Rain gardens (also called bioretention) are assets for any home, school or business. They are beautiful, capture rainwater, and ease flooding, erosion and contamination of surface water. Whether we are in a drought or flood, we benefit by capturing rainwater in rain barrels and rain gardens.
Home rain gardens for front, sides and backyards can be as simple as digging out a depression six inches deep with gently sloping sides, directing rainwater off your roof through a channel (dry stream bed) and watching it fill up after a shower storm. Designed and installed properly, the water will soak into the ground within a couple of hours, so mosquitoes will not be a problem.
Planting your rain garden with native plants will attract and feed birds, bees and butterflies, thereby increasing wildlife habitat and decreasing your carbon footprint. Anytime you can remove lawn area and replace it with native plants, you are decreasing the need for mowing, edging, leaf blowers, fertilizers, herbicides, pesticides and fungicides.
Plants native to your area that produce berries and nectar feed endangered species.
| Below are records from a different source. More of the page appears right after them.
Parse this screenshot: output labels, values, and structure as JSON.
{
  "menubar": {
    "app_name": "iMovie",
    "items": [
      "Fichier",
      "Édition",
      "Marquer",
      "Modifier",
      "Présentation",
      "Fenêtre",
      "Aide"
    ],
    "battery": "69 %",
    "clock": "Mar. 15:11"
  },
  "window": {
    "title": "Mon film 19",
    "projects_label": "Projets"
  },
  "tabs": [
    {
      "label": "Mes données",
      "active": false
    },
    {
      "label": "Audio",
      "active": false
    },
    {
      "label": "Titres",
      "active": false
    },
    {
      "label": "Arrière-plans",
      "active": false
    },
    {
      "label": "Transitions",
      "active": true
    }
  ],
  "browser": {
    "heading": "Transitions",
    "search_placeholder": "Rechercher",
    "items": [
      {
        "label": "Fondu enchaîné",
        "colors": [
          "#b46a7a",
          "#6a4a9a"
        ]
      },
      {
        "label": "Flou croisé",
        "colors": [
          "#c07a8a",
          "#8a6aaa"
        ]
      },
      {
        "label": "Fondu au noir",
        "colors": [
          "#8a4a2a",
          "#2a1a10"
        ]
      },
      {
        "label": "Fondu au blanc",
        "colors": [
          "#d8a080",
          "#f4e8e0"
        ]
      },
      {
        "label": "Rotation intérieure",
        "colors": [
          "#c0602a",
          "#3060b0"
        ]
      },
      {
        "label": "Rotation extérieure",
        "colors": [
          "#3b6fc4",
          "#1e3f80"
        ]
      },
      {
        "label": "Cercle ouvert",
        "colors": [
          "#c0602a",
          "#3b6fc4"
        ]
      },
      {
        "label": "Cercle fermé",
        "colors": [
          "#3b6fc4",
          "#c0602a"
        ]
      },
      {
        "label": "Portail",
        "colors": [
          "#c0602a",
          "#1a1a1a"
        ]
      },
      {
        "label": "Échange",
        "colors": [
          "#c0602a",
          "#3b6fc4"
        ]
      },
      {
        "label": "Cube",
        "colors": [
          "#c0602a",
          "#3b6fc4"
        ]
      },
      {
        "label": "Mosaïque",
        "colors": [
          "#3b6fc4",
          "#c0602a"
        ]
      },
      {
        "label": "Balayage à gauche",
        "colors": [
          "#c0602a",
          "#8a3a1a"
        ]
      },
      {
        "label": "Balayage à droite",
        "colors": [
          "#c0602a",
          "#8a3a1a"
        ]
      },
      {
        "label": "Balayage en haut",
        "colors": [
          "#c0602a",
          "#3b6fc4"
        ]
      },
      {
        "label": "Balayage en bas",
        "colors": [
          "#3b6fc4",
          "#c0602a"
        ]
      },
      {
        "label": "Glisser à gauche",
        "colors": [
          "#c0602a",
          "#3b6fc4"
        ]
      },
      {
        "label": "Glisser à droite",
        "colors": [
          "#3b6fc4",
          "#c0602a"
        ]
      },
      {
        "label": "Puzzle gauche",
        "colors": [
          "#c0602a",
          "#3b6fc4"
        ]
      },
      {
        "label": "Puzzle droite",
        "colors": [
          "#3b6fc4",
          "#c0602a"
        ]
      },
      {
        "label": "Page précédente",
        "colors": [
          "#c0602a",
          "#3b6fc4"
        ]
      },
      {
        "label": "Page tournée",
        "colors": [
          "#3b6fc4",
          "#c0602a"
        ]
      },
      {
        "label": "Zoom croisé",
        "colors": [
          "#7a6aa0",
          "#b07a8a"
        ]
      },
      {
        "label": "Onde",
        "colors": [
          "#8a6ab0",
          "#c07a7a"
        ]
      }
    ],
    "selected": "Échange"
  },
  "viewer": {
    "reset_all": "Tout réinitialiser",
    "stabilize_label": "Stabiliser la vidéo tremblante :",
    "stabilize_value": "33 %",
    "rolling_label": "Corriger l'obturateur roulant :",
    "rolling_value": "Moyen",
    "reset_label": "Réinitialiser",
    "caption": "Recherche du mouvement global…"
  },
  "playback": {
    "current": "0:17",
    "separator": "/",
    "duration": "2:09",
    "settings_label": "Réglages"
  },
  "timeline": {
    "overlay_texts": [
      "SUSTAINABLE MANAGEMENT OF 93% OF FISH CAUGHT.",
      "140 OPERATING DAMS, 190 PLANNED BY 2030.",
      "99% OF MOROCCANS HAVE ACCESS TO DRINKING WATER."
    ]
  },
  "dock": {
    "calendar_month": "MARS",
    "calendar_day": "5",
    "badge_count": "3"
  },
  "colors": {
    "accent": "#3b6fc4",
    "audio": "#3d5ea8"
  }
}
Types of plants to include are trees, shrubs, wildflowers and grasses. Deep-rooted plants are the best choices because their water and soil requirements are usually met without added inputs such as irrigation, soil amendments and peat moss.
- Droughts and increasing population growth will cause more water restrictions.
- The city of Frisco requires all model homes have rain gardens.
- One inch of rainwater from a 100-square-foot roof area will collect 62 gallons of rainwater – enough to fill a typical rain barrel.
- A 2,000-square-foot home can collect 1,240 gallons of water. Yearly harvest nearly 41,000 gallons.
- A typical lawn requires 10,000 gallon of water every year.
Includes excerpts from July 02, 2010 Dallas Morning News by Guest Columnist Carrie Dubberley